My stomach tightened at Dwight Sr.’s mention of the unveiling. I found Sylvia in the back room spreading a thick layer of red paint across her canvas with the blade of her Swiss Army knife, like she was frosting a cake. As I drew in a breath to ask again what was on that wall, the phone in her paint smock rang—Amber’s ringtone.
Sylvia held up her paint-covered hands. “Put her on speaker.”
I removed the phone from her smock and placed it on one of the jugs of pink hand soap for the bathroom dispenser.
“What’s up, Amber?” Sylvia said.
“Hey. Can I invite the team for a sleepover at your place tonight after Coach Kent leaves? They’ll bring sleeping bags—I promise we’ll keep the noise down.”
Sylvia looked at me with widening eyes. “You know, your mom has a huge house where you and your friends could spread out—maybe even have a cookout?”
“Nice try, Sylvia. Is she standing right there?”
I appreciated Sylvia’s attempts to help us reconcile, but I knew Amber wouldn’t come around until she was ready. Leaving them to negotiate a sleepover, I busied myself by watering the plants in the front windows.
Outside, a crowd was gathering in the intersection. The sheriff’s deputies were blocking off the road to traffic, and a fire engine was positioned with its ladder extended so Tracy, one of the volunteer firefighters, could remove the cloth at the designated time.
A reporter from the Mobjack Mirror popped her head in to see if Sylvia would give her a comment before the unveiling.
“She’s on the phone,” I said, flipping the “open” sign to “closed,” and locking the door behind her.
When Sylvia finished her call, I sat her down on one of the stools at the coffee bar. Folding my arms, I said, “We’re not going anywhere until you tell me what’s on that wall.”

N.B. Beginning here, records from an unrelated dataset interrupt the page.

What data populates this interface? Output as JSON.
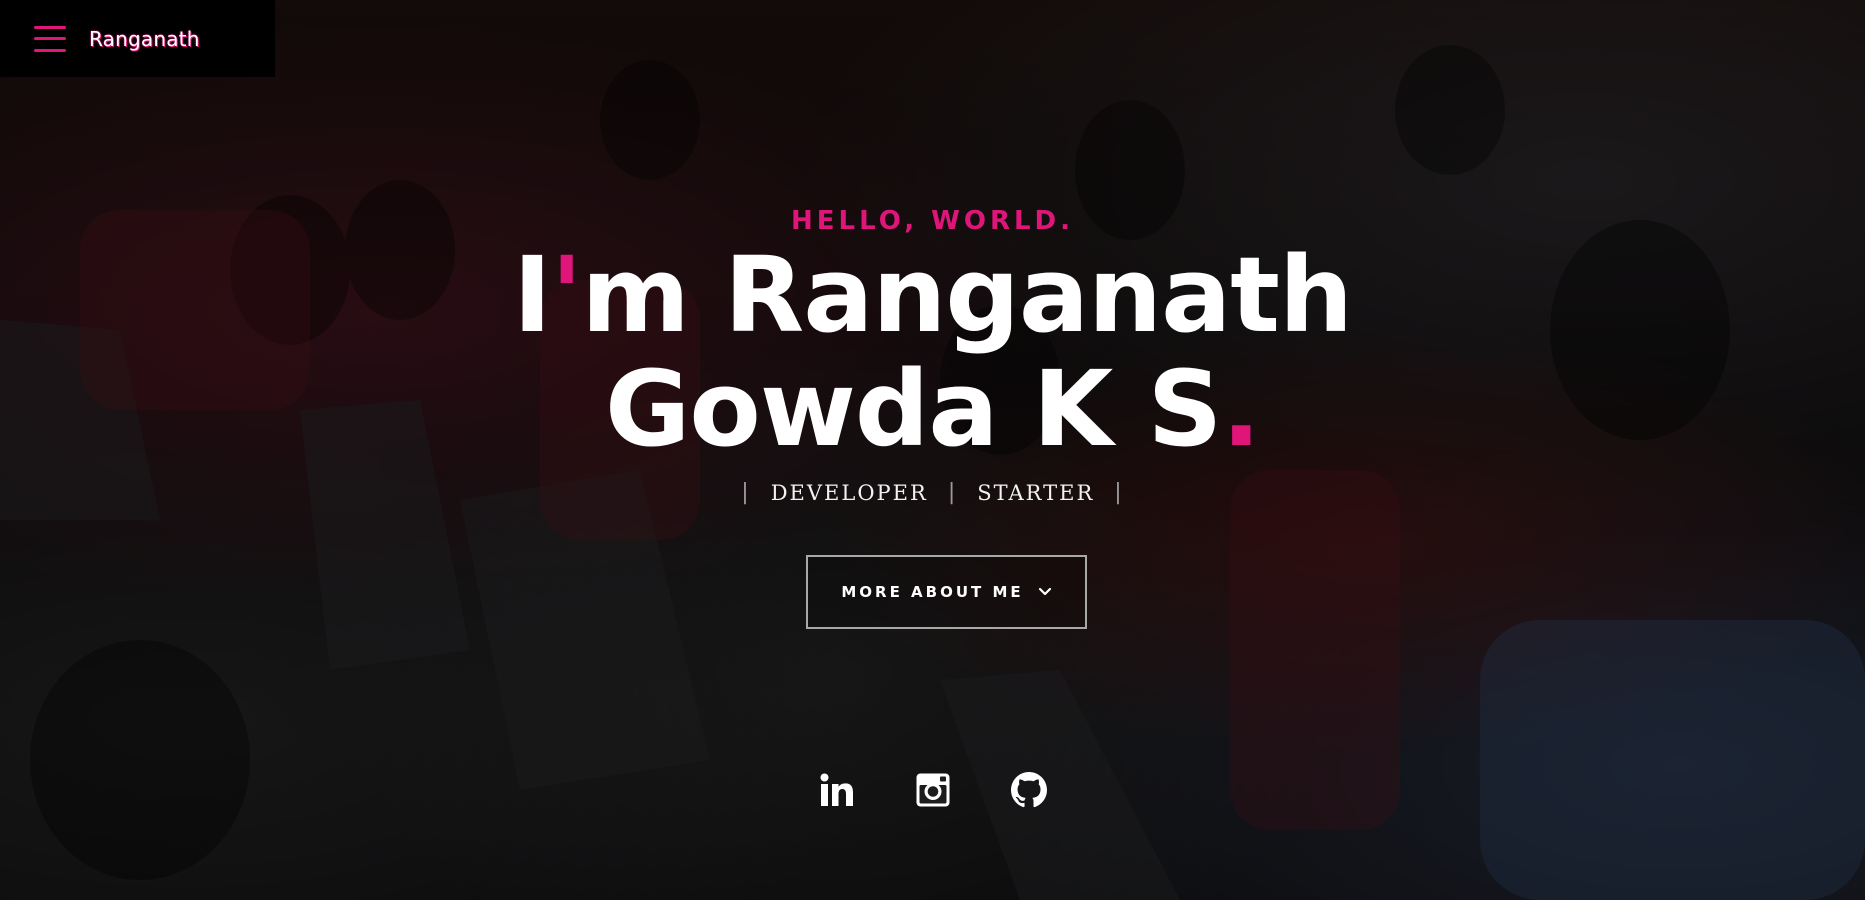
{
  "header": {
    "menu_icon": "hamburger-menu-icon",
    "brand_name": "Ranganath"
  },
  "hero": {
    "greeting": "HELLO, WORLD.",
    "headline": {
      "line1_prefix": "I",
      "line1_apostrophe": "'",
      "line1_rest": "m Ranganath",
      "line2": "Gowda K S",
      "line2_dot": "."
    },
    "roles": [
      "DEVELOPER",
      "STARTER"
    ],
    "role_separator": "|",
    "more_button": {
      "label": "MORE ABOUT ME",
      "icon": "chevron-down-icon"
    }
  },
  "socials": [
    {
      "name": "LinkedIn",
      "icon": "linkedin-icon"
    },
    {
      "name": "Instagram",
      "icon": "instagram-icon"
    },
    {
      "name": "GitHub",
      "icon": "github-icon"
    }
  ],
  "colors": {
    "accent": "#e0157a",
    "header_bg": "#000000",
    "text": "#ffffff",
    "button_border": "#a8a8a8"
  }
}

She looked away from me and sighed. “My silent protest.”
“That’s what I was afraid of.” I stomped my leather sandal on the wide floorboard. “You shouldn’t have done that.”